Saturday, July 14, 2012

Sleepless Night (Nuit Blanche)

It's the weekend before Fantasia, and I guess my pre-fest warm-up isn't going to be the usual "get on a bus, ride a long way, see a bunch of movies and sleep in a bed other than my own" of going to NYAFF that it has been for the past few years, but "staying up until 2am to see a foreign action movie". Not the most intense ramp-up, but there it is.

Not much to say, other than digital projections make me wonder where to sit. I usually like the front row, but digital doesn't look quite good from there. Especially since there were portions of the movie that looked really digital - certain action scenes in particular. They seemed to use a different camera it came time to go hand-held for close-up shots. A bit weird, but not jarringly so.

I guess it was a bit of a brush-up on my French, too, but just enough for me to recognize that "Nuit Blanche" is kind of a cooler name than "sleepless night", and wondering if anybody calls French crime movies of this type "flic-flicks", or if that sort of cross-lingual slang is just two specialize a bit of nerdiness.
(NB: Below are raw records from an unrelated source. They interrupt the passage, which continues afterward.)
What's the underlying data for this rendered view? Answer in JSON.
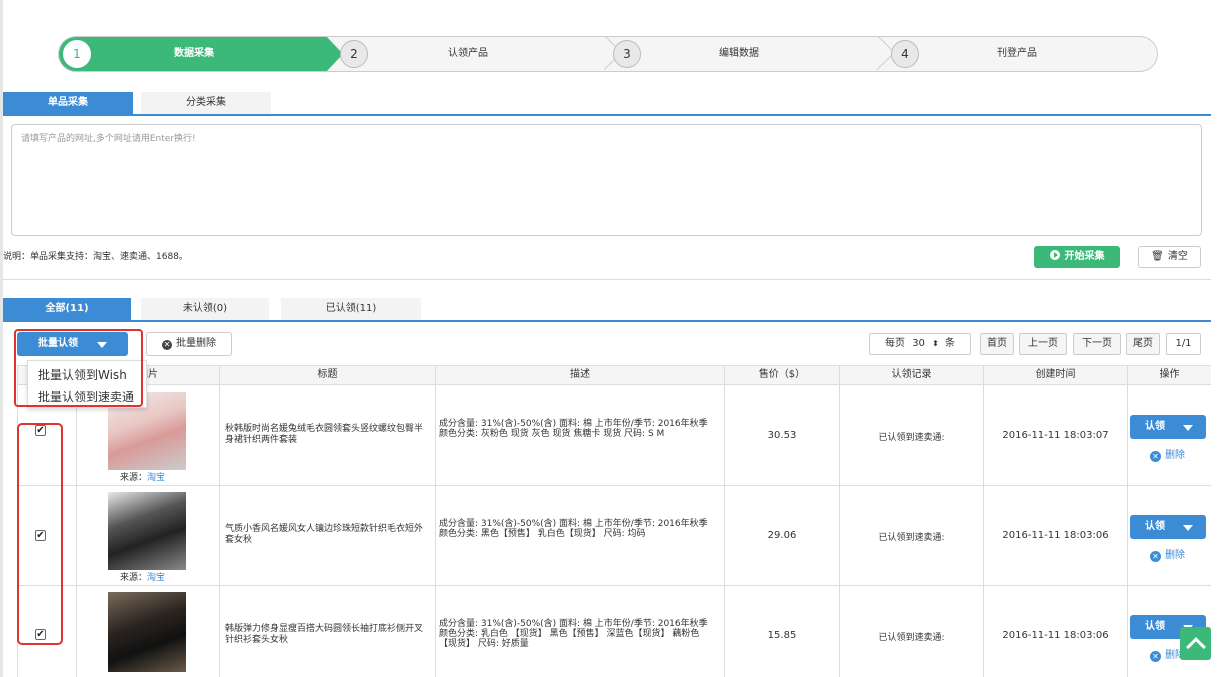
{
  "steps": [
    {
      "num": "1",
      "label": "数据采集"
    },
    {
      "num": "2",
      "label": "认领产品"
    },
    {
      "num": "3",
      "label": "编辑数据"
    },
    {
      "num": "4",
      "label": "刊登产品"
    }
  ],
  "collect_tabs": [
    "单品采集",
    "分类采集"
  ],
  "url_input": {
    "placeholder": "请填写产品的网址,多个网址请用Enter换行!"
  },
  "note": "说明：单品采集支持：淘宝、速卖通、1688。",
  "start_button": "开始采集",
  "clear_button": "清空",
  "filter_tabs": [
    "全部(11)",
    "未认领(0)",
    "已认领(11)"
  ],
  "toolbar": {
    "batch_claim": "批量认领",
    "batch_delete": "批量删除",
    "dropdown": [
      "批量认领到Wish",
      "批量认领到速卖通"
    ]
  },
  "pager": {
    "per_page_prefix": "每页",
    "per_page_value": "30",
    "per_page_suffix": "条",
    "first": "首页",
    "prev": "上一页",
    "next": "下一页",
    "last": "尾页",
    "page": "1/1"
  },
  "table": {
    "headers": [
      "图片",
      "标题",
      "描述",
      "售价（$）",
      "认领记录",
      "创建时间",
      "操作"
    ],
    "rows": [
      {
        "source_label": "来源：",
        "source": "淘宝",
        "title": "秋韩版时尚名媛兔绒毛衣圆领套头竖纹螺纹包臀半身裙针织两件套装",
        "desc": "成分含量: 31%(含)-50%(含) 面料: 棉 上市年份/季节: 2016年秋季 颜色分类: 灰粉色 现货 灰色 现货 焦糖卡 现货 尺码: S M",
        "price": "30.53",
        "record": "已认领到速卖通:",
        "created": "2016-11-11 18:03:07",
        "op": "认领",
        "del": "删除",
        "checked": "✔"
      },
      {
        "source_label": "来源：",
        "source": "淘宝",
        "title": "气质小香风名媛风女人镶边珍珠短款针织毛衣短外套女秋",
        "desc": "成分含量: 31%(含)-50%(含) 面料: 棉 上市年份/季节: 2016年秋季 颜色分类: 黑色【预售】 乳白色【现货】 尺码: 均码",
        "price": "29.06",
        "record": "已认领到速卖通:",
        "created": "2016-11-11 18:03:06",
        "op": "认领",
        "del": "删除",
        "checked": "✔"
      },
      {
        "source_label": "",
        "source": "",
        "title": "韩版弹力修身显瘦百搭大码圆领长袖打底衫侧开叉针织衫套头女秋",
        "desc": "成分含量: 31%(含)-50%(含) 面料: 棉 上市年份/季节: 2016年秋季 颜色分类: 乳白色 【现货】 黑色【预售】 深蓝色【现货】 藕粉色【现货】 尺码: 好质量",
        "price": "15.85",
        "record": "已认领到速卖通:",
        "created": "2016-11-11 18:03:06",
        "op": "认领",
        "del": "删除",
        "checked": "✔"
      }
    ]
  },
  "colors": {
    "green": "#3cb878",
    "blue": "#3b8bd5",
    "red": "#e0332e"
  }
}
Sleepless Night (Nuit Blanche)

* * * ¼ (out of four)
Seen 13 July 2012 in the Brattle Theatre (first-run, digital)

As much as action movies and thrillers will often try to impress by their intricacy and build-up to a spectacular climax, there is something tremendously satisfying to the two-step process that Frédéric Jardin uses for Sleepless Night (Nuit Blanche, in the original French): Set it up, play it out. It doesn't always work, but here it makes for a lean, efficient flic flick.

The set-up: Two corrupt Paris cops, Vincent (Tomer Sisley) and Manu (Laurent Stocker) steal ten kilos of coke from its couriers, but in the process Vincent gets both stabbed and recognized, leading Corsican gangster José Marciano (Serge Riaboukine) to kidnap his son Thomas (Samy Seghir) and demand the drugs in exchange. Things play out when Vincent heads to José's elaborate "Club Tarmac" to make the swap, with internal affairs detectives Lacombe (Julie Boisselier) and Vignali (Lizzie Brocheré) not far behind.

One can often spot an especially well made film of this genre by the way it transitions from the set-up to the payoff, and it's seldom because that switch is invisible. Sometimes, a situation suddenly and violently explodes into chaos. That's not Jardin's game; instead, he nudges the audience to pay attention: Vincent is putting the drugs here and a gun there, but he doesn't notice that Vignali is watching him or that she's doing this other thing. The filmmakers are telling the audience It will be cat-and-mouse time very soon, so scoot forward in your seat a little so you can have a closer look at the game to be played.

Full review at EFC.

No comments: